“…Without mud, you cannot have a lotus flower. Without suffering, you have no ways in order to learn how to be understanding and compassionate…. Happiness is the lotus flower, and the suffering is the mud. So the practice is how to make use of the suffering, make use of the mud, to create the flower, the happiness, and this is possible.” ~Thich Nhat Hanh
If you have been following this blog for the past couple months, you may be aware I have been on sort of an existential journey to reconcile the paradox of accepting who we are, and striving for change. (Thoughts on habit & change, Reflections on the duality of human nature, Don’t forget the other half, Trial & Error, Aftermath of Boston Marathon, Presence: Day 3)
I have literally spent my entire conscious life – since I was seven – trying to reconcile this paradox within myself. The paradox exists through consumption of endless resources to learn how to be the best version of myself while continually struggling and striving to be a “better” person, versus wanting to just be ignorantly blissful and happy and not care about all my imperfections. To not even think about my endless list of imperfections. Because of this ongoing struggle, I will spend months being the buddha girl, only to turn around and rebel against the difficulty to then spend months being the pagan girl.
The problem is that I am painfully aware of the dormant version of myself the entire time, waiting for this version to come back. Like if I am being “good” in my practice, I keep looking over my shoulder for the “bad habit” girl to bludgeon me out of existence and return, knowing full well, she will be back. Similarly, when I am enjoying the life of pure earthly pleasure, there is always the tiny voice in the back of my head keeping me from fully enjoying the moment of mindlessness.
But this is not a post about how this drags me down continually, and makes me depressed. It is a post about reconciliation. It is a post about mindfulness.
This most recent revelation comes from a validating moment of clarity I found through Leo Babauta’s course I am taking – Zen of Work. Yesterday, while working through the course, I listened to a talk by Susan O’Connell, Zen Priest and President of San Francisco Zen Center, called, Practicing in the Mud.
Listening to her talk, it was as though all of what I have been thinking about recently was being articulated out loud by another voice. The same struggle, the same journey, the same unanswered questions. There is some sense of peace in not being alone with my crazy tangential thoughts. To know that someone who is a life-long practitioner even now struggles with this paradox. In her talk, Susan’s working definition of freedom from this paradox is, “freedom from having to think about freedom.”
In this sentence, I found a moment of clarity.
I realized that despite the struggles I have with reconciliation, I am so very happy to be a “lotus in the mud.”
It is through all the pain, awareness, and struggles that I have had – and still have – that I have begun to blossom into who I am now.

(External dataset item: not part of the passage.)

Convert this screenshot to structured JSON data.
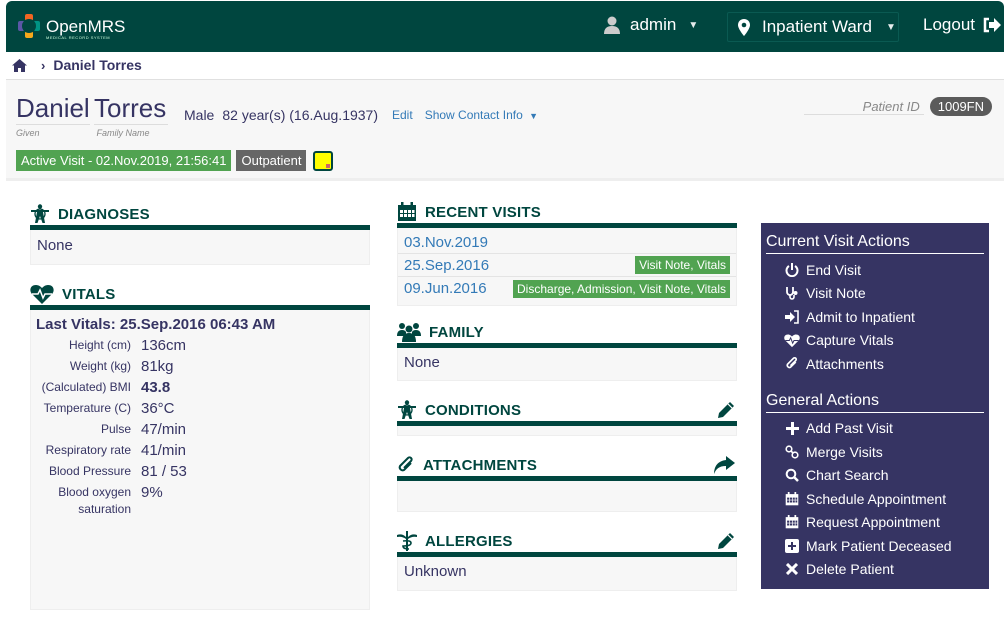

My name, Susan, literally means “lotus.” I shortened it to “Susi” many years ago, because I did not identify with “Susan.” Which I find interesting. In reflecting on the duality of human nature and more specifically, on the duality of my own lifelong existence, the clarity I am finding is that I like living in the mud, and it is more likely that if I managed to successfully extract myself from the lessons of the mud, I would no longer exist.
So. Mindfulness includes the freedom to no longer view this path as a struggle of pain, failure, and constant imperfection and is finally within grasp. It is through this awareness, acceptance and welcoming of our imperfections, pain, and struggles that brings growth and the beautiful lotus flower to our existence.
It isn’t necessarily a paradox after all. The two do not have to be mutually exclusive. Perhaps they can exist in perfect harmony. As a lotus in the mud.
Do you have an experience or comment to share about your own life journey of growth?
Note: I would like to thank Jonathan Rhys Meyers for linking to this post from his fansite page. I welcome readers from his site to check out some of my other posts along this journey of 52 Changes, and comment here.